Whether you are okay being first or not, my advice to all women (and heavily borrowed from Lean In, to give credit) is to be that hand up to other women in your company. Maybe you are the first, but you certainly don’t have to be the last.




Brief Disclaimer: I have absolutely nothing against male programmers. Many are wonderful people that I have enjoyed hiring or working with. This article is more to speak to over-popularization of a ‘type’, that at times can make people who are from different walks of life feel a bit like the odd man out. 

For anyone not in a technical field, I’ll give a brief rundown. ‘Brogrammer’ is a controversial term in some ways, and some argue it doesn’t exist. But it is an archetype in Silicon Valley lore.

What is a brogrammer? This description made me laugh the most, from Urban Dictionary:

A programmer who breaks the usual expectations of quiet nerdiness and opts instead for the usual trappings of a frat-boy: popped collars, bad beer, and calling everybody “bro”. Despised by everyone, especially other programmers.

Do I believe ‘brogrammer’ culture exists, at least in some places? Yes, I do. I once worked with a startup where I very nearly lost an eye to a nerf style missile the DevOps team and software engineers were launching at each other. (Joke)

To me, the term brogrammer seems to be, at it’s essence, a hipster counter culture that rewards trendy nerdiness and technical skills. It has also (fairly or unfairly) been associated with the decline of female programmer numbers. The thinking is, feeling out of place female employees are phased (or phase themselves) out of these environments.

Companies suppose the average brogrammer is drawn to environments that attempt to replicate aspects of college for the sake of culture. You all are crammed together in a small space, and you do EVERYTHING together! You tour microbreweries, go to sports games, play with legos, and have beer pong at the corporate retreats. (Those are all literal examples from my exposure to startups.) There is probably a wii somewhere. (Are those still a thing? I don’t even know. Point is, video games!)

So it isn’t enough, culturally, to bond with a team over nerdiness. I am nerdy, sure, but in the non trendy non hipster way. I can throw down over Harry Potter trivia, and actually still subscribe to genuine oldschool printed out magazines. I listen to NPR and am not ‘on’ ‘kik.’ (I’m assuming that is an app, and not whatever recreational drug has eschewed Molly in fashionable circles.)

I think of myself much as a decades younger version of Nick Offerman from Parks and Rec. You show me a man bun, and in my head all I can hear is “Are the scissors in your house broken, son?” You tell me about how you make craft beer in your garage, and my eyes instantly glaze over. You know what kind of beer I like? Wine. Because I’m a girl? Maybe! And so what.
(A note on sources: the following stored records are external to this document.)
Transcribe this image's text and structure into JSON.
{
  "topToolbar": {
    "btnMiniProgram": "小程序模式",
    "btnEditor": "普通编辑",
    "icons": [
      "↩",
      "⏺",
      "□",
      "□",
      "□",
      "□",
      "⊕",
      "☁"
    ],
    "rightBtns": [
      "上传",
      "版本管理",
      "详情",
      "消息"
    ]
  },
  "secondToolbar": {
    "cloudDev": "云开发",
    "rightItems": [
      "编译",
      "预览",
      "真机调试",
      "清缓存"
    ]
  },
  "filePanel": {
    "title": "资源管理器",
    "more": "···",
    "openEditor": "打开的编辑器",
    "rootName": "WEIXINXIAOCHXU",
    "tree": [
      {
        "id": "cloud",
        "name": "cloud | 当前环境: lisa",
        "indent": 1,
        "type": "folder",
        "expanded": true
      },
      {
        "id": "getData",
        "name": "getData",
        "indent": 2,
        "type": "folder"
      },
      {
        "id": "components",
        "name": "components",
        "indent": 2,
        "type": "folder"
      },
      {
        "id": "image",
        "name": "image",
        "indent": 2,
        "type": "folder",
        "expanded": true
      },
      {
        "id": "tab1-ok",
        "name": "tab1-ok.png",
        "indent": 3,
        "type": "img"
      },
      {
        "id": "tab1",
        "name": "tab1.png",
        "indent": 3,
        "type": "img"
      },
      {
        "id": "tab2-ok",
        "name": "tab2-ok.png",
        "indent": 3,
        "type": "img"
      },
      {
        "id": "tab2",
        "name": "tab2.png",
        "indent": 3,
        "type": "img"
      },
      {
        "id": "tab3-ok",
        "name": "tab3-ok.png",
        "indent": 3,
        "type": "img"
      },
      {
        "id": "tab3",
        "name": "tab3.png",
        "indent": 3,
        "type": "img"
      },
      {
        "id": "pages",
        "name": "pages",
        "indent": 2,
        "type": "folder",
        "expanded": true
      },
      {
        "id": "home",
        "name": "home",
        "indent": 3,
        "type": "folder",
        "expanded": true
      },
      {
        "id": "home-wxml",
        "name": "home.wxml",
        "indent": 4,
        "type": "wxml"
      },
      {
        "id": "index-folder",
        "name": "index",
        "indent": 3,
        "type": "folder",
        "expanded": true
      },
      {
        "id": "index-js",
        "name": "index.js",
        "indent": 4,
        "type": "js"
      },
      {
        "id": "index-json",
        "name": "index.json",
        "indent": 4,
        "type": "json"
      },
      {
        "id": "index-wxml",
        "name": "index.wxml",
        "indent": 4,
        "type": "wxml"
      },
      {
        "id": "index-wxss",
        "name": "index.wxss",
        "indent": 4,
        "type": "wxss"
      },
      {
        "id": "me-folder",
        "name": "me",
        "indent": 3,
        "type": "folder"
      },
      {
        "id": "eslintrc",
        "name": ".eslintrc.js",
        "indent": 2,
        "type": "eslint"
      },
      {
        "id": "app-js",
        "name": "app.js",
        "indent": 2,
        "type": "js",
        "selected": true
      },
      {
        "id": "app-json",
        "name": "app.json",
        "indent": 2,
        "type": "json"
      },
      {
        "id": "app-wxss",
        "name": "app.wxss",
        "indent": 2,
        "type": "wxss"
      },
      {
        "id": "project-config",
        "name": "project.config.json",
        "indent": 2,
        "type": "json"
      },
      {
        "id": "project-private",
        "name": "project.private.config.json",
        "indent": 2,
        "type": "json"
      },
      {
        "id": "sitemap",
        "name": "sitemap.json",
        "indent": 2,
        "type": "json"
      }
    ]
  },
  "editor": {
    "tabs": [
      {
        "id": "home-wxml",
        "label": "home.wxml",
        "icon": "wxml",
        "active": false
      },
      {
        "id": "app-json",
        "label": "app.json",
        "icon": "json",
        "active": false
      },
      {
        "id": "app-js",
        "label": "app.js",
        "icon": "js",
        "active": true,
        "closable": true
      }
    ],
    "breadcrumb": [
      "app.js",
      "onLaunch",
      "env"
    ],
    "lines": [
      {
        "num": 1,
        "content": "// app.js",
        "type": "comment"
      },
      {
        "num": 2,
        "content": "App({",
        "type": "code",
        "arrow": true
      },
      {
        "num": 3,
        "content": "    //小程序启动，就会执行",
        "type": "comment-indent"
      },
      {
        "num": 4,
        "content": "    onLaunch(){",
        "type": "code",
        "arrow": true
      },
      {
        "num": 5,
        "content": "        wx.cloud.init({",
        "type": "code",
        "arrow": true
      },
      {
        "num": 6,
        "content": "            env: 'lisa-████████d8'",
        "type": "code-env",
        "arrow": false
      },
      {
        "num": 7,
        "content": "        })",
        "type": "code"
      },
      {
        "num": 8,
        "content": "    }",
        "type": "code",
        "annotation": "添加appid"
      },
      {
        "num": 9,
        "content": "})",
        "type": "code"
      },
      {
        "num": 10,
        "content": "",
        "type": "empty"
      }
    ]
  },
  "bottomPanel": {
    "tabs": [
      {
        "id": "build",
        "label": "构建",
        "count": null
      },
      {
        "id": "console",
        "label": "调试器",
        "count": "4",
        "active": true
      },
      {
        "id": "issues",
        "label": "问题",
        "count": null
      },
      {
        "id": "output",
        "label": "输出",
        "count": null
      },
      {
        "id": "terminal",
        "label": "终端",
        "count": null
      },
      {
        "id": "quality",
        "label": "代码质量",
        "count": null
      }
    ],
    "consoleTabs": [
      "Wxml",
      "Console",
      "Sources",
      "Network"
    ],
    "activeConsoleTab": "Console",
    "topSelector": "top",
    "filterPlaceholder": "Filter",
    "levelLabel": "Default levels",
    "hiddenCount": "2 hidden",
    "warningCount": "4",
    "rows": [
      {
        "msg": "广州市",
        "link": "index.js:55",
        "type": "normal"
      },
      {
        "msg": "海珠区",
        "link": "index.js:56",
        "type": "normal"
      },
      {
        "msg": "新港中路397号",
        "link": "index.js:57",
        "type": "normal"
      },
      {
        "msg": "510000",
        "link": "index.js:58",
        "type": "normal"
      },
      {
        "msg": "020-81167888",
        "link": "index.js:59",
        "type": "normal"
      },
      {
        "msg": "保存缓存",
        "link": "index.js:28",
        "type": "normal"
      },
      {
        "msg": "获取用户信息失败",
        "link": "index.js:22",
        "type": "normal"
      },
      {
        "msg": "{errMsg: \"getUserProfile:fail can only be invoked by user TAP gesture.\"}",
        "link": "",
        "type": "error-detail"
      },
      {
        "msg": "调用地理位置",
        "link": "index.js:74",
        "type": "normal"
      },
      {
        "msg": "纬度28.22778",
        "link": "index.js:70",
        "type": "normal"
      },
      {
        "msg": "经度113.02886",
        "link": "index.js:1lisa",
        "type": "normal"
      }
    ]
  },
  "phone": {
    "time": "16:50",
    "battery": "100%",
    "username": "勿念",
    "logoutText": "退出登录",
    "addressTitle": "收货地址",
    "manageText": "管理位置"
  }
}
I don’t know what to make of a workplace where people willingly roll in to work at ten in the morning and stay at work, for fun, until ten at night. Um, I am in bed by then. I am a conventional, non trendy nerd. And as much as I love my colleagues, I need a little convention. I am militantly in the office by 7, and if you make me stay for optional-but-not-really 24/7 camaraderie, I lack some sort of clear cut boundary between work and fun that I apparently kind of need. I feel awkward getting beers with the CEO the first week of work, not totally plugged in to your ‘one of a kind culture.’ When a bunch of sleepy eyed boys roll into my workplace in flip flops and ironic overly tight t-shirts, (or god help me, v-necks) I feel five million years old. And very out of place.

And this culture can also be a reinforcement loop for homogenous hires. If you all share the same background, and the same work style, and the same interests, sure ‘culture fit’ seems locked down. As often this is the x factor startups claim as the special sauce  for their success, it is rarely challenged. (This is my experience in interviewing with them, and previously hiring for them.) It makes people from more diverse backgrounds seem possibly at odds with this cumulative culture of sameness.

So I am proudly a non-brogrammer. By virtue of my X chromosomes and 90 year olds preferences for workplace norms and formality. Is there a place for strange breeds such as myself? Who knows. Know this, however my tale ends it will be painstakingly recounted here at Lady Dev.